A new study from Italy indicates that HHV-6 reactivation is selectively increased among patients suffering from autoimmune connective tissue diseases (ACTD). Low levels of HHV-6 DNA were detected in the serum of 26% of ACTD patients, which was significantly greater than that observed amongst controls (P < 0.0002). The authors used a highly sensitive assay and the median viral load for these patients was under 100 copies/ml, which would fall below the current level of detection at most clinical laboratories. The group also found a significant association between HHV-6 reactivation and the active disease state for lupus erythematosus (P = 0.021). By contrast, the rate of EBV viremia was similar in patients and controls groups, while CMV, HHV-8, and parvovirus B19 viremia was not detected in any subject.
In the paper, published in the Journal of Medical Virology this month, the group evaluated samples from 115 patients affected by different autoimmune connective tissue disorders. They found HHV-6 viremia in systemic sclerosis (27%), systemic lupus (36%), discoid lupus (32%). The prevalence for rheumatoid arthritis and dermatomyositis was between 10-20%, compared to 6.6% of 105 healthy controls and patients with other inflammatory diseases.

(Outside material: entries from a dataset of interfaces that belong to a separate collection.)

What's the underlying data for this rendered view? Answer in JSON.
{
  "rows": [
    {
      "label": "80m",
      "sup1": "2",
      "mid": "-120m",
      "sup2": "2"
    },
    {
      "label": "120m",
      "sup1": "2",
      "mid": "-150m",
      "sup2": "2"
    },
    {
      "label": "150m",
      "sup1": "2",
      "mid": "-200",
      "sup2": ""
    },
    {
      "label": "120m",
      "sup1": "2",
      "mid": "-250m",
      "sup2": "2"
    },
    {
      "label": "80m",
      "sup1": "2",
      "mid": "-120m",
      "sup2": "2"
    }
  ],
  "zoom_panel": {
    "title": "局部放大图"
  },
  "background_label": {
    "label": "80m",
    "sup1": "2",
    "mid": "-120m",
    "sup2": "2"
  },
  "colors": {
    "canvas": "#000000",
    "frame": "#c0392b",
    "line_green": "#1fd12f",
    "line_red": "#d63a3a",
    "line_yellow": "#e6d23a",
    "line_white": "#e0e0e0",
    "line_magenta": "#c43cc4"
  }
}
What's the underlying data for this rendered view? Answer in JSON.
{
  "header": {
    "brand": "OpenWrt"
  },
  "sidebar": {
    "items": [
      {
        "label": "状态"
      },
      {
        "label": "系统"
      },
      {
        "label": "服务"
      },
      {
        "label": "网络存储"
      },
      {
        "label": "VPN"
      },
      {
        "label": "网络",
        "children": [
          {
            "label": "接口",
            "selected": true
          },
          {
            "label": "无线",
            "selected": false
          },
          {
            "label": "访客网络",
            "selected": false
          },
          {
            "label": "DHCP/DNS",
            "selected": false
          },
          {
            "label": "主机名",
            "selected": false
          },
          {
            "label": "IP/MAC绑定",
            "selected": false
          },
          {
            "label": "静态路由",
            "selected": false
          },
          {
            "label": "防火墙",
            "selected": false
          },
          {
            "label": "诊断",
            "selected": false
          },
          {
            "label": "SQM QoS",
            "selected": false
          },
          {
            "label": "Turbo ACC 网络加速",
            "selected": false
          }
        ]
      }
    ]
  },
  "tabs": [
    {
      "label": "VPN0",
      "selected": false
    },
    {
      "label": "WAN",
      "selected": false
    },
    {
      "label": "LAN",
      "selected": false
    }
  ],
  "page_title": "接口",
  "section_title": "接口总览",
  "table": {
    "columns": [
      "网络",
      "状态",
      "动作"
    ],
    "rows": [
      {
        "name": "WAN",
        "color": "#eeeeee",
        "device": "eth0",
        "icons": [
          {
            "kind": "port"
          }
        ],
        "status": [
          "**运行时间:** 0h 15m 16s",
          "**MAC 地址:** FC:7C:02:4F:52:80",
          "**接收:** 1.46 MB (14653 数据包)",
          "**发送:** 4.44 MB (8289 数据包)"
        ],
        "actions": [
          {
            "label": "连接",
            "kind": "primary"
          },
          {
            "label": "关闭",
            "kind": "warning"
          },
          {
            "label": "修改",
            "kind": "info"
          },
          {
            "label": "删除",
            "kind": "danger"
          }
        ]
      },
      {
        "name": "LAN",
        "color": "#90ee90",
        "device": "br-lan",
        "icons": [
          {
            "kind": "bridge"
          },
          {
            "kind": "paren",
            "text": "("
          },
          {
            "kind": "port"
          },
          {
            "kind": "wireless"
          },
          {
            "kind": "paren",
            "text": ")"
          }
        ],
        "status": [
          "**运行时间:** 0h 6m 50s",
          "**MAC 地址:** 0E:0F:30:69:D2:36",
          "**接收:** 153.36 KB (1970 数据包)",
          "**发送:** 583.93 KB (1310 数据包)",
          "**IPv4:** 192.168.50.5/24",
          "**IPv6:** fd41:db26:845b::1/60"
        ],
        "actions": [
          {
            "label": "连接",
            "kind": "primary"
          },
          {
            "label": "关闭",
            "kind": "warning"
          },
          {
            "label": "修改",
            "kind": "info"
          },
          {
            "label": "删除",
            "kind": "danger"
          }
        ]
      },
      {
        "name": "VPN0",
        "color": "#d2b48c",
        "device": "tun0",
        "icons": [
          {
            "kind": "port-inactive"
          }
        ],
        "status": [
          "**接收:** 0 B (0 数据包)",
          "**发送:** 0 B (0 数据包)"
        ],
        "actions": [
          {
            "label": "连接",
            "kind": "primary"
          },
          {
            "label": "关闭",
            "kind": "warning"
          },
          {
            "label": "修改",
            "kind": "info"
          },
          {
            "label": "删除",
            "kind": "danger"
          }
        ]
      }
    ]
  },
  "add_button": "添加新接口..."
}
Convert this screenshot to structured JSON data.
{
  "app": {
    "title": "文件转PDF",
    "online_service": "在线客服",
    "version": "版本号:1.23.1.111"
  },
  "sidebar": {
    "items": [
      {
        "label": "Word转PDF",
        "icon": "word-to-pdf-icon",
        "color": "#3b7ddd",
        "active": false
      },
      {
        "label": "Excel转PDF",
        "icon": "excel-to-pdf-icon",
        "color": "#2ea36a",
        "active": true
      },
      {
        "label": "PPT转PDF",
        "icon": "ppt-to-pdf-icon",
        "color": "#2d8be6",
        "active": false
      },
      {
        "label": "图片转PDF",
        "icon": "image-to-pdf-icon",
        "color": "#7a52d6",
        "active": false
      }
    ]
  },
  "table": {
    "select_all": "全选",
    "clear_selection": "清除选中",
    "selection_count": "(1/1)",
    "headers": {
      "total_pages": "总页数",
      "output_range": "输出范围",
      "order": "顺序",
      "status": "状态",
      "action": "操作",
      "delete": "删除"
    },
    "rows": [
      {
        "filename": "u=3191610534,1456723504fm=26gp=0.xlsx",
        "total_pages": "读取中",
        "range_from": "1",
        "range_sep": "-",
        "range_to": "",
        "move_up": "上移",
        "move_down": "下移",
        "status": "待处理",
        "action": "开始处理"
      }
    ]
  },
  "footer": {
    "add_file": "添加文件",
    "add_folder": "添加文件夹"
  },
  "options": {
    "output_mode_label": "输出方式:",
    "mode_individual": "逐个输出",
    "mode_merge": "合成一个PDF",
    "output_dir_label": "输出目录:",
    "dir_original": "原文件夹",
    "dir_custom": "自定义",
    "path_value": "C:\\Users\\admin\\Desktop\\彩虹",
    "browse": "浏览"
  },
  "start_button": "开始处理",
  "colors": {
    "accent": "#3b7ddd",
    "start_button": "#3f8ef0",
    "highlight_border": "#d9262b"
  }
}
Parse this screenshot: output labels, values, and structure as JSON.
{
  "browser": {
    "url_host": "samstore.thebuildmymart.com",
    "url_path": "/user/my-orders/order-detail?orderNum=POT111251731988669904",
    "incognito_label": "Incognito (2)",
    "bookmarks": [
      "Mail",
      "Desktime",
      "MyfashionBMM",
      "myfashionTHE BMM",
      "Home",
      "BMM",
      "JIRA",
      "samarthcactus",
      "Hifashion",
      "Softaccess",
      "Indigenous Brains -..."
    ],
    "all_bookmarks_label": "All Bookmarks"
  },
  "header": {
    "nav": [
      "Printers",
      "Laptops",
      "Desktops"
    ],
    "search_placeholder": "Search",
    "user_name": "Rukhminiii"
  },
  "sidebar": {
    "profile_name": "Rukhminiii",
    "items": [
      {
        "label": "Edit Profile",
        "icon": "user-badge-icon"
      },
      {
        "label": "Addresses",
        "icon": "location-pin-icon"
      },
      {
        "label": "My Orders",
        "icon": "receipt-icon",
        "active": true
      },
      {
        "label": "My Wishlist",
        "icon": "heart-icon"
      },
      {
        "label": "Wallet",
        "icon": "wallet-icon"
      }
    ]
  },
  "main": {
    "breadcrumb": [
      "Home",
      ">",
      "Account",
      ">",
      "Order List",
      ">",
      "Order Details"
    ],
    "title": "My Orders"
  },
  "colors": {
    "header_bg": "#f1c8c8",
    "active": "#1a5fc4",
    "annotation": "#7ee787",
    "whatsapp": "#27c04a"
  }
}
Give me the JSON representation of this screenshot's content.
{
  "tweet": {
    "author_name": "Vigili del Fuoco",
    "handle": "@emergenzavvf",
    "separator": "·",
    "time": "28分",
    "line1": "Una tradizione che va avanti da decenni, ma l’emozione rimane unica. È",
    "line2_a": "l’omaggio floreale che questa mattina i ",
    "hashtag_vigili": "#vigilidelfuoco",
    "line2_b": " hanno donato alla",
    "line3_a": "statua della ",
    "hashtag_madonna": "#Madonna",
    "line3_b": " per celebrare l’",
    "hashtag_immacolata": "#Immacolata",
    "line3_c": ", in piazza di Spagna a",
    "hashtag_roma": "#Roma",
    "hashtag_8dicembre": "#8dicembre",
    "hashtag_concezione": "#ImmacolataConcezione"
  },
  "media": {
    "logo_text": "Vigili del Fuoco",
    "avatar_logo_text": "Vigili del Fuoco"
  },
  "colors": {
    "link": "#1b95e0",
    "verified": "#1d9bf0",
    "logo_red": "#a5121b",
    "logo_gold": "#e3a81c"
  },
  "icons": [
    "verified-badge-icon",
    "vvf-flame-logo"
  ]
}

In addition, HHV-6 and anti-EBV early antigen IgG titers were both signiﬁcantly elevated among ACTD patients as compared to healthy controls.
The group previously published a study linking HHV-6A to Hashimoto’s Thyroiditis (HT), an autoimmune disorder that is the most common of all thyroid diseases (Caselli 2012). The authors conclude that their data does not offer a definitive answer on whether HHV-6 acts as a pathogenic factor predisposing patients to the development of some prominent autoimmune diseases or, conversely, or if these disorders may predispose patients to HHV-6 reactivation.
For more information, read the full paper.